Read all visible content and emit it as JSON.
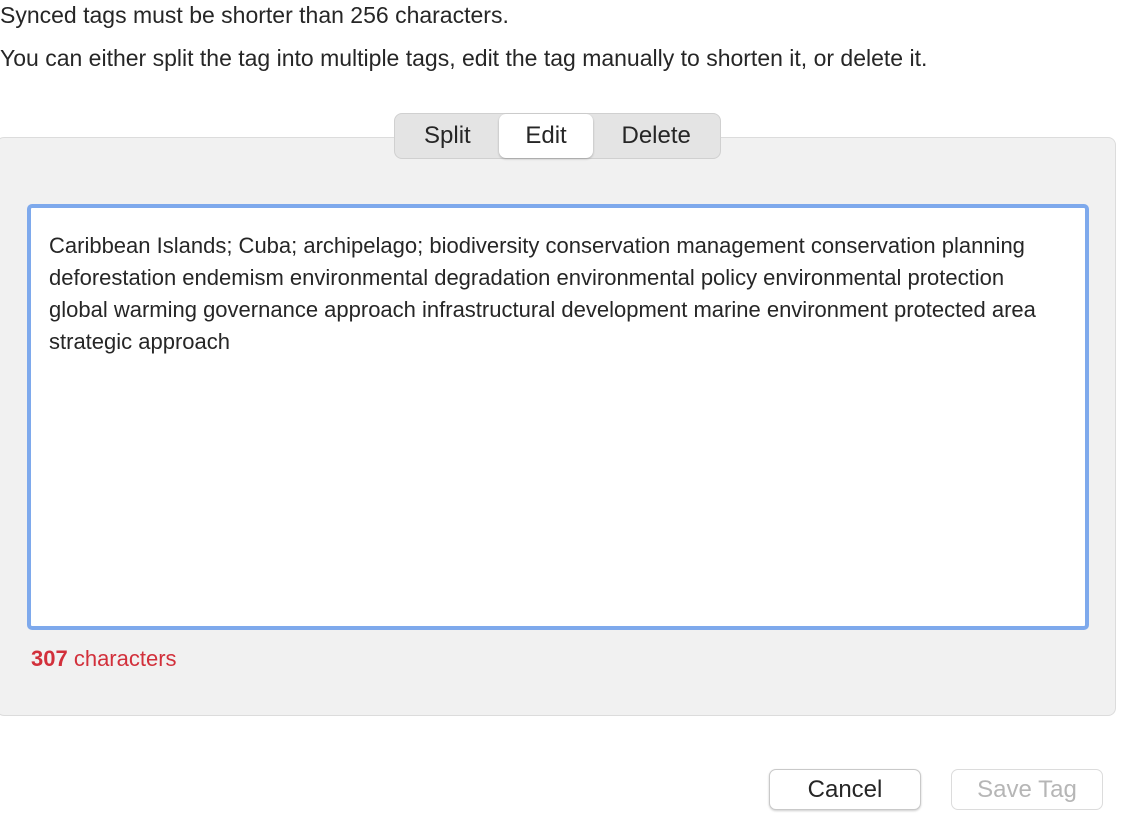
{
  "message": {
    "line1": "Synced tags must be shorter than 256 characters.",
    "line2": "You can either split the tag into multiple tags, edit the tag manually to shorten it, or delete it."
  },
  "mode_tabs": {
    "split": "Split",
    "edit": "Edit",
    "delete": "Delete",
    "selected": "Edit"
  },
  "editor": {
    "value": "Caribbean Islands; Cuba; archipelago; biodiversity conservation management conservation planning deforestation endemism environmental degradation environmental policy environmental protection global warming governance approach infrastructural development marine environment protected area strategic approach"
  },
  "counter": {
    "count": "307",
    "suffix": " characters",
    "color": "#d2303b"
  },
  "buttons": {
    "cancel": "Cancel",
    "save": "Save Tag",
    "save_enabled": false
  },
  "colors": {
    "focus_ring": "#7ea9ec",
    "error": "#d2303b"
  }
}
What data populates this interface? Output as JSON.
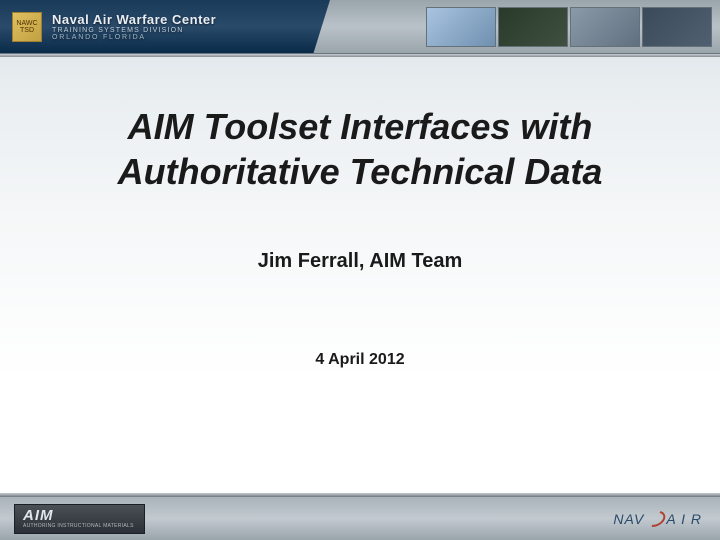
{
  "header": {
    "org_title": "Naval Air Warfare Center",
    "org_division": "TRAINING SYSTEMS DIVISION",
    "org_location": "ORLANDO FLORIDA",
    "badge_text": "NAWC TSD"
  },
  "content": {
    "title_line1": "AIM Toolset Interfaces with",
    "title_line2": "Authoritative Technical Data",
    "author": "Jim Ferrall, AIM Team",
    "date": "4 April 2012"
  },
  "footer": {
    "aim_logo_text": "AIM",
    "aim_logo_sub": "AUTHORING INSTRUCTIONAL MATERIALS",
    "navair_prefix": "NAV",
    "navair_suffix": "A I R"
  }
}
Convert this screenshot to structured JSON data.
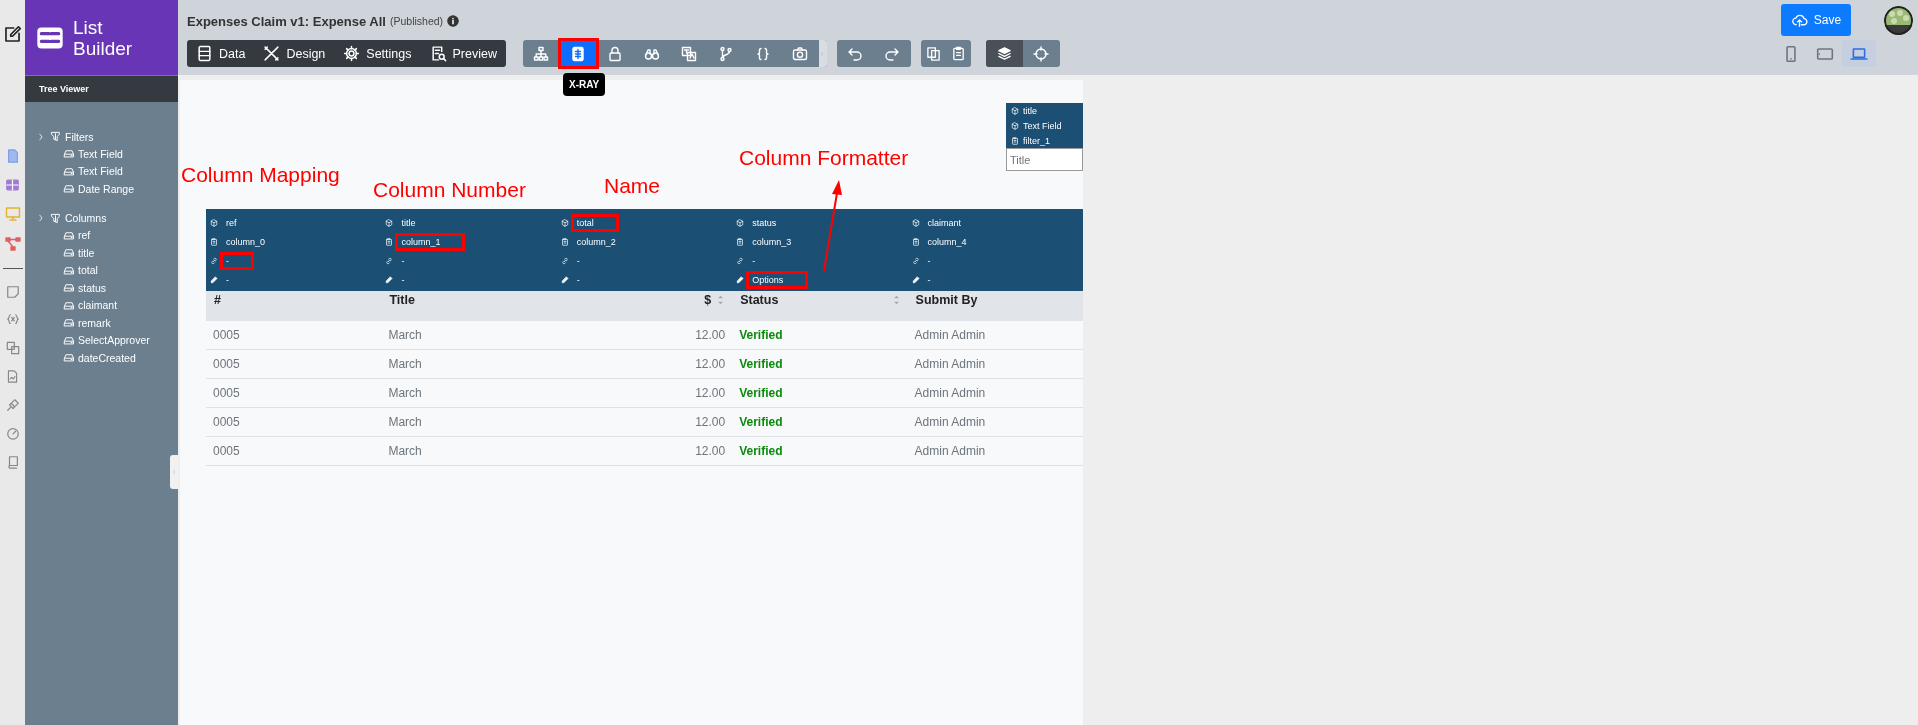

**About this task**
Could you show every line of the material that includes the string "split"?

**Reply to the exercise**
    "line2": "You can either split the tag into multiple tags, edit the tag manually to shorten it, or delete it."
    "split": "Split",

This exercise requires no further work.